You might be surprised with the amount of results that Recuva will throw up, as there are loads of temporary files and other junk that are deleted automatically by Web Browsers and other software. If you want to, you can use the search box to filter out results by typing in a filename, or the a file extension (like .doc for a word document). Please note that often times filenames are not the same as they were on the hard drive before you deleted the files, but they are oft ne easily found by filtering the results to a file extension. So how do you read these results?
Above is a detailed look at the Recuva results. Obviously, we have the filename, path (not always the same as before deletion), the last modification etc. The important stats are "State" and "Comment". For example, a file with "Unrecoverable" state is very bad. The great thing about Recuva is it will show you then under "Comment" what other file has been written over it. Sometimes a file might not be in Excellent condition but it is still partially recoverable, and something is better than nothing right?
How to Recover
Right-click on any file that you want to attempt recovery of and click Recover Highlighted (this will work with multiple file selections too). Once you do that you will be prompted for a location to save the file.
Save on another drive
Bare with me for a second because this is interesting. You are always advised to recover to another drive, or to a flash drive or some type of storage you can write to in explorer. Why is this? The reason is simple. The file that you deleted was stored on the hard drive, and another file (or files) can now overwrite that space. Therefore, recovering to the same drive could cause a problem for the program if it began overwriting what it was supposed to recover. For a much better chance of a successful recovery, choose another drive to save on besides the drive you are recovering from.
If you get the message as shown above, then you will have recovered the file successfully - go check it out. If you can't find the file to recover, try filtering by the file extension and hunt through the files. If that fails you, you can go back and try to Deep Scan the drive and see if it make a difference. Either way, good luck and I hope you have a successful file recovery.
How to destroy a deleted file
Now that you have file recovery software on your computer, it might be a good idea to utilize Recuva's "Secure Delete" options for any private or sensitive data you previously deleted that show up as recoverable following a scan. In order to available of this option, simply right click on any file you want to make impossible to recover and choose the Secure Delete option.
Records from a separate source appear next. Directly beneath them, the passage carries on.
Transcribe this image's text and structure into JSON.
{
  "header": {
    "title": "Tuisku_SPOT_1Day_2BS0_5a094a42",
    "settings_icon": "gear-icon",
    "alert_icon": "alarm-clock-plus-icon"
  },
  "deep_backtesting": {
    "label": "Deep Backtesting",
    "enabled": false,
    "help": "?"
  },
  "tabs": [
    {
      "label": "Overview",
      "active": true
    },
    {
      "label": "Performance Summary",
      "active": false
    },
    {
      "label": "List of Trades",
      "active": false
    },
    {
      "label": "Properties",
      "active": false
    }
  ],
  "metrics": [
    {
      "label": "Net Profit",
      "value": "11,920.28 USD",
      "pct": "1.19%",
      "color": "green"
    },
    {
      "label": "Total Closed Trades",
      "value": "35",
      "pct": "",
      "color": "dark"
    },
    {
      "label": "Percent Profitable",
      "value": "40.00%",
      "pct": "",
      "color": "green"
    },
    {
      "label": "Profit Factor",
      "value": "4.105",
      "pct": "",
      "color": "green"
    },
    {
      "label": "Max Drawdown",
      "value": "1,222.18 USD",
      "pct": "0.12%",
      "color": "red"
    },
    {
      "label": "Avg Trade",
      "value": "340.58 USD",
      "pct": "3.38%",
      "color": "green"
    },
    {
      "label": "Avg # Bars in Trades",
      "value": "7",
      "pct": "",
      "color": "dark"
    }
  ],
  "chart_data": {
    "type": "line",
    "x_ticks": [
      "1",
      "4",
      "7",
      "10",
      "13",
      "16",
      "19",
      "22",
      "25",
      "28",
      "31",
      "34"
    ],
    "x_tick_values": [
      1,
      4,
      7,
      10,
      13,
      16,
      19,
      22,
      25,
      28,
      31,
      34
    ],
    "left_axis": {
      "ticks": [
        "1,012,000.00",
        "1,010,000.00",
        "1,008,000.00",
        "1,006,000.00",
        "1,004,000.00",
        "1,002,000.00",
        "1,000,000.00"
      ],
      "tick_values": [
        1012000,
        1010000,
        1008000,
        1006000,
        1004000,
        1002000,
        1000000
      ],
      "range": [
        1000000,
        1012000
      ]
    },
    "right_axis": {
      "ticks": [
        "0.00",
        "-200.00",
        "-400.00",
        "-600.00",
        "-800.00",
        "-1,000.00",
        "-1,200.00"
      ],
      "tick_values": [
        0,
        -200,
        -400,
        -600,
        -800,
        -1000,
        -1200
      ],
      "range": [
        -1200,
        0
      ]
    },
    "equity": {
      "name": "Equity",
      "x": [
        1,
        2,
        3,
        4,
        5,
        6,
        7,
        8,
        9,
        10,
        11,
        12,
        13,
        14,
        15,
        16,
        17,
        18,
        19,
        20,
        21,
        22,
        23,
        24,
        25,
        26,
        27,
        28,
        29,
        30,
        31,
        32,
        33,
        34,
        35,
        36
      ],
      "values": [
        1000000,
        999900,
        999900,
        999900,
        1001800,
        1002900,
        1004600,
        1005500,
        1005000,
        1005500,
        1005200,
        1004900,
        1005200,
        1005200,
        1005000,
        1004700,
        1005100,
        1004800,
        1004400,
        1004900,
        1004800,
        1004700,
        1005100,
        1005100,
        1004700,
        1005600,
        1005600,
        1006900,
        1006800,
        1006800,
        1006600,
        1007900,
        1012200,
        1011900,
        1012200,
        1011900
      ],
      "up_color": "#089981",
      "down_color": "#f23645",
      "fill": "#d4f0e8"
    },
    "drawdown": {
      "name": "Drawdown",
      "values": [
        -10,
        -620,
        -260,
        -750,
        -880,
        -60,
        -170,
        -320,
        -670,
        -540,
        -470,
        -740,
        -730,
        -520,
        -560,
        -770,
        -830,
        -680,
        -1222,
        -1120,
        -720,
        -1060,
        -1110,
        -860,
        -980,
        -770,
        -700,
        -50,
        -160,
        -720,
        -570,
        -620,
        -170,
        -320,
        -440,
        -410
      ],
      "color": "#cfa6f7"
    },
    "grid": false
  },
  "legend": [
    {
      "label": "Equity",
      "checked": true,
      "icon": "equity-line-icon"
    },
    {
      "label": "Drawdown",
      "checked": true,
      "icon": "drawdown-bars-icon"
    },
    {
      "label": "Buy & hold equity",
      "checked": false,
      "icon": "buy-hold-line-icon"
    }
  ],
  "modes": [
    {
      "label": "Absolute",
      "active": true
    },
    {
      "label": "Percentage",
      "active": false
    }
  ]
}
The Secure Deletion process will take time depending on the size of the file that is being destroyed and the method for deletion that you choose earlier in the article. Either way, I hope this program helps you out very much
Written by: James "Dela" Delahunty
Last updated: 30 January 2009
Last updated: 30 January 2009